*** Given data ***

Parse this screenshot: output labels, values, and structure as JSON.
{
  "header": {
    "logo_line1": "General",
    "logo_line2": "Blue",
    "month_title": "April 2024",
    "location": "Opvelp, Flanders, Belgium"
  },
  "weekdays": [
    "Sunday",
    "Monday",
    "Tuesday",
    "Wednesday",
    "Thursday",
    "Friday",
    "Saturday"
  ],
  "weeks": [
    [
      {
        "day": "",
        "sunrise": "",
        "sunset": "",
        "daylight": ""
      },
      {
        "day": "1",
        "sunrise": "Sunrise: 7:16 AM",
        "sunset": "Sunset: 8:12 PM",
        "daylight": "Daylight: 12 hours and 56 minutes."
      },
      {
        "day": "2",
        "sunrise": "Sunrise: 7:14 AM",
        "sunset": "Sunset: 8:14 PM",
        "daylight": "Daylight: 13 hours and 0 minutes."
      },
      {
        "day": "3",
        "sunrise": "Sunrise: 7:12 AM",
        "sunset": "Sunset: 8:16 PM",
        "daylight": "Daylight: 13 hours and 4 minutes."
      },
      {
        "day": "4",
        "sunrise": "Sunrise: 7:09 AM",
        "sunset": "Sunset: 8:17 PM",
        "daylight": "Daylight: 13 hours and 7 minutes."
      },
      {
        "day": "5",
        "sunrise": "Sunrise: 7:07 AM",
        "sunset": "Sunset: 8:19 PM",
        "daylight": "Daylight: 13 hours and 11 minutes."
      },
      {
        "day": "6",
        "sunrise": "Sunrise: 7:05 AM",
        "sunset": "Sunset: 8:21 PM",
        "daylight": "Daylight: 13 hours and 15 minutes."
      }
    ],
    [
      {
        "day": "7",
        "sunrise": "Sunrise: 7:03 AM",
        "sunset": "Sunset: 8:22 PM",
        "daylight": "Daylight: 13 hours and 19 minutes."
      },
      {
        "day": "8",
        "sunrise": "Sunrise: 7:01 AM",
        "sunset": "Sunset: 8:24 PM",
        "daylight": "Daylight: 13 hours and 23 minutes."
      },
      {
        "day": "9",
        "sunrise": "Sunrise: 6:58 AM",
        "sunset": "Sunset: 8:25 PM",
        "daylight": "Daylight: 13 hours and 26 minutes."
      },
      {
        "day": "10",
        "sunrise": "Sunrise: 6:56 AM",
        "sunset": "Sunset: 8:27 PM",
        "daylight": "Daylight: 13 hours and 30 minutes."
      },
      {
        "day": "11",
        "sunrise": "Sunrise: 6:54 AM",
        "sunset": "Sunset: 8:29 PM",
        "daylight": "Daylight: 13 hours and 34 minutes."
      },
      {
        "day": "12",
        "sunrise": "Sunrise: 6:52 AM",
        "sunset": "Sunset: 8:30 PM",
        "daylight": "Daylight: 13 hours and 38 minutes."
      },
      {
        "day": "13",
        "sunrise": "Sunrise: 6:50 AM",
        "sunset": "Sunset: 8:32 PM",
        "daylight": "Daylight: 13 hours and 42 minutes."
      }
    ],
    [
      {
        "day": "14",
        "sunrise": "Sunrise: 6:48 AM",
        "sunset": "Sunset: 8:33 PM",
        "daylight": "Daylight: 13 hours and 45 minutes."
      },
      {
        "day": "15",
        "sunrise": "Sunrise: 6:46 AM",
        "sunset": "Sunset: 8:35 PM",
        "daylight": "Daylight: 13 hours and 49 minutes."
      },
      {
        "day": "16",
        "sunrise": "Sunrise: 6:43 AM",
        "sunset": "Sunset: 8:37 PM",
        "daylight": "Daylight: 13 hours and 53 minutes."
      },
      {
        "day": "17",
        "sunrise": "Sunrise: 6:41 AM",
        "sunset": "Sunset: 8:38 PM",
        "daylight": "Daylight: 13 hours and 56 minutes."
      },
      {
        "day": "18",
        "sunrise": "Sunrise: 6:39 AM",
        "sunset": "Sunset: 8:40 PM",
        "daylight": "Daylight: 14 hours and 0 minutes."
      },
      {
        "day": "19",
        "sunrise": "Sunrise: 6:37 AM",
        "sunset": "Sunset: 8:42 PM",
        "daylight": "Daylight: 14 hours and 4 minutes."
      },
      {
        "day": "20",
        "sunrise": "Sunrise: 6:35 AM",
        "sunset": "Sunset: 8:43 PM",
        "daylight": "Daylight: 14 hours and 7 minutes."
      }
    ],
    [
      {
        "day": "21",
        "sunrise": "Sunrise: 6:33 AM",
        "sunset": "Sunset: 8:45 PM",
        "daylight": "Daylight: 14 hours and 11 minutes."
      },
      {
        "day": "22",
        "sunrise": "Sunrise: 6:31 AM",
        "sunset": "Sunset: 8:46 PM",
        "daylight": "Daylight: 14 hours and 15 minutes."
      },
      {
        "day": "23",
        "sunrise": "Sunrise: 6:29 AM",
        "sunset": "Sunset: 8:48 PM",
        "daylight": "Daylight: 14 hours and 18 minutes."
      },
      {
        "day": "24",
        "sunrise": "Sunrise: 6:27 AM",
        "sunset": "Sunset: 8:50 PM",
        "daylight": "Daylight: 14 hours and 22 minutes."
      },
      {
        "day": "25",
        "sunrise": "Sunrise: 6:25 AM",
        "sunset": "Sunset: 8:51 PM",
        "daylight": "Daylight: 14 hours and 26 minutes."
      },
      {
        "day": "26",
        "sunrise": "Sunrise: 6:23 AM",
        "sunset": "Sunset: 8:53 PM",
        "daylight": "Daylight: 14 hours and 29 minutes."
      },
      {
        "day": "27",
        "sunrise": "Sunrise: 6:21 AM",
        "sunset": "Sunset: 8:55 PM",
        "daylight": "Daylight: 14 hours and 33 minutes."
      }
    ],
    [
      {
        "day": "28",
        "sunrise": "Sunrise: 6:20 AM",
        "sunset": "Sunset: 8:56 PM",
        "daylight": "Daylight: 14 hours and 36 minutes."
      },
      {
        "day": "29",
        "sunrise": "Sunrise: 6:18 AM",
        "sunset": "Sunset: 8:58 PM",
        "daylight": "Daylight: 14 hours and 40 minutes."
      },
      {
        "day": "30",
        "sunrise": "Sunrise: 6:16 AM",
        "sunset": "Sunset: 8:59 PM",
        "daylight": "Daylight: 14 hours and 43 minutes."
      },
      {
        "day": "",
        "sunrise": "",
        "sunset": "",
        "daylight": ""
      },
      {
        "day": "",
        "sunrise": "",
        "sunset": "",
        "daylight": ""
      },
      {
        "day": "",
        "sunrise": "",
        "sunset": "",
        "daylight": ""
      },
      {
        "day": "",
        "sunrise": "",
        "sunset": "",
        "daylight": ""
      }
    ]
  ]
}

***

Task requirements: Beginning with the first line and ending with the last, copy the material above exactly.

Answer space:
Parse this screenshot: output labels, values, and structure as JSON.
{
  "header": {
    "logo_line1": "General",
    "logo_line2": "Blue",
    "month_title": "April 2024",
    "location": "Opvelp, Flanders, Belgium"
  },
  "weekdays": [
    "Sunday",
    "Monday",
    "Tuesday",
    "Wednesday",
    "Thursday",
    "Friday",
    "Saturday"
  ],
  "weeks": [
    [
      {
        "day": "",
        "sunrise": "",
        "sunset": "",
        "daylight": ""
      },
      {
        "day": "1",
        "sunrise": "Sunrise: 7:16 AM",
        "sunset": "Sunset: 8:12 PM",
        "daylight": "Daylight: 12 hours and 56 minutes."
      },
      {
        "day": "2",
        "sunrise": "Sunrise: 7:14 AM",
        "sunset": "Sunset: 8:14 PM",
        "daylight": "Daylight: 13 hours and 0 minutes."
      },
      {
        "day": "3",
        "sunrise": "Sunrise: 7:12 AM",
        "sunset": "Sunset: 8:16 PM",
        "daylight": "Daylight: 13 hours and 4 minutes."
      },
      {
        "day": "4",
        "sunrise": "Sunrise: 7:09 AM",
        "sunset": "Sunset: 8:17 PM",
        "daylight": "Daylight: 13 hours and 7 minutes."
      },
      {
        "day": "5",
        "sunrise": "Sunrise: 7:07 AM",
        "sunset": "Sunset: 8:19 PM",
        "daylight": "Daylight: 13 hours and 11 minutes."
      },
      {
        "day": "6",
        "sunrise": "Sunrise: 7:05 AM",
        "sunset": "Sunset: 8:21 PM",
        "daylight": "Daylight: 13 hours and 15 minutes."
      }
    ],
    [
      {
        "day": "7",
        "sunrise": "Sunrise: 7:03 AM",
        "sunset": "Sunset: 8:22 PM",
        "daylight": "Daylight: 13 hours and 19 minutes."
      },
      {
        "day": "8",
        "sunrise": "Sunrise: 7:01 AM",
        "sunset": "Sunset: 8:24 PM",
        "daylight": "Daylight: 13 hours and 23 minutes."
      },
      {
        "day": "9",
        "sunrise": "Sunrise: 6:58 AM",
        "sunset": "Sunset: 8:25 PM",
        "daylight": "Daylight: 13 hours and 26 minutes."
      },
      {
        "day": "10",
        "sunrise": "Sunrise: 6:56 AM",
        "sunset": "Sunset: 8:27 PM",
        "daylight": "Daylight: 13 hours and 30 minutes."
      },
      {
        "day": "11",
        "sunrise": "Sunrise: 6:54 AM",
        "sunset": "Sunset: 8:29 PM",
        "daylight": "Daylight: 13 hours and 34 minutes."
      },
      {
        "day": "12",
        "sunrise": "Sunrise: 6:52 AM",
        "sunset": "Sunset: 8:30 PM",
        "daylight": "Daylight: 13 hours and 38 minutes."
      },
      {
        "day": "13",
        "sunrise": "Sunrise: 6:50 AM",
        "sunset": "Sunset: 8:32 PM",
        "daylight": "Daylight: 13 hours and 42 minutes."
      }
    ],
    [
      {
        "day": "14",
        "sunrise": "Sunrise: 6:48 AM",
        "sunset": "Sunset: 8:33 PM",
        "daylight": "Daylight: 13 hours and 45 minutes."
      },
      {
        "day": "15",
        "sunrise": "Sunrise: 6:46 AM",
        "sunset": "Sunset: 8:35 PM",
        "daylight": "Daylight: 13 hours and 49 minutes."
      },
      {
        "day": "16",
        "sunrise": "Sunrise: 6:43 AM",
        "sunset": "Sunset: 8:37 PM",
        "daylight": "Daylight: 13 hours and 53 minutes."
      },
      {
        "day": "17",
        "sunrise": "Sunrise: 6:41 AM",
        "sunset": "Sunset: 8:38 PM",
        "daylight": "Daylight: 13 hours and 56 minutes."
      },
      {
        "day": "18",
        "sunrise": "Sunrise: 6:39 AM",
        "sunset": "Sunset: 8:40 PM",
        "daylight": "Daylight: 14 hours and 0 minutes."
      },
      {
        "day": "19",
        "sunrise": "Sunrise: 6:37 AM",
        "sunset": "Sunset: 8:42 PM",
        "daylight": "Daylight: 14 hours and 4 minutes."
      },
      {
        "day": "20",
        "sunrise": "Sunrise: 6:35 AM",
        "sunset": "Sunset: 8:43 PM",
        "daylight": "Daylight: 14 hours and 7 minutes."
      }
    ],
    [
      {
        "day": "21",
        "sunrise": "Sunrise: 6:33 AM",
        "sunset": "Sunset: 8:45 PM",
        "daylight": "Daylight: 14 hours and 11 minutes."
      },
      {
        "day": "22",
        "sunrise": "Sunrise: 6:31 AM",
        "sunset": "Sunset: 8:46 PM",
        "daylight": "Daylight: 14 hours and 15 minutes."
      },
      {
        "day": "23",
        "sunrise": "Sunrise: 6:29 AM",
        "sunset": "Sunset: 8:48 PM",
        "daylight": "Daylight: 14 hours and 18 minutes."
      },
      {
        "day": "24",
        "sunrise": "Sunrise: 6:27 AM",
        "sunset": "Sunset: 8:50 PM",
        "daylight": "Daylight: 14 hours and 22 minutes."
      },
      {
        "day": "25",
        "sunrise": "Sunrise: 6:25 AM",
        "sunset": "Sunset: 8:51 PM",
        "daylight": "Daylight: 14 hours and 26 minutes."
      },
      {
        "day": "26",
        "sunrise": "Sunrise: 6:23 AM",
        "sunset": "Sunset: 8:53 PM",
        "daylight": "Daylight: 14 hours and 29 minutes."
      },
      {
        "day": "27",
        "sunrise": "Sunrise: 6:21 AM",
        "sunset": "Sunset: 8:55 PM",
        "daylight": "Daylight: 14 hours and 33 minutes."
      }
    ],
    [
      {
        "day": "28",
        "sunrise": "Sunrise: 6:20 AM",
        "sunset": "Sunset: 8:56 PM",
        "daylight": "Daylight: 14 hours and 36 minutes."
      },
      {
        "day": "29",
        "sunrise": "Sunrise: 6:18 AM",
        "sunset": "Sunset: 8:58 PM",
        "daylight": "Daylight: 14 hours and 40 minutes."
      },
      {
        "day": "30",
        "sunrise": "Sunrise: 6:16 AM",
        "sunset": "Sunset: 8:59 PM",
        "daylight": "Daylight: 14 hours and 43 minutes."
      },
      {
        "day": "",
        "sunrise": "",
        "sunset": "",
        "daylight": ""
      },
      {
        "day": "",
        "sunrise": "",
        "sunset": "",
        "daylight": ""
      },
      {
        "day": "",
        "sunrise": "",
        "sunset": "",
        "daylight": ""
      },
      {
        "day": "",
        "sunrise": "",
        "sunset": "",
        "daylight": ""
      }
    ]
  ]
}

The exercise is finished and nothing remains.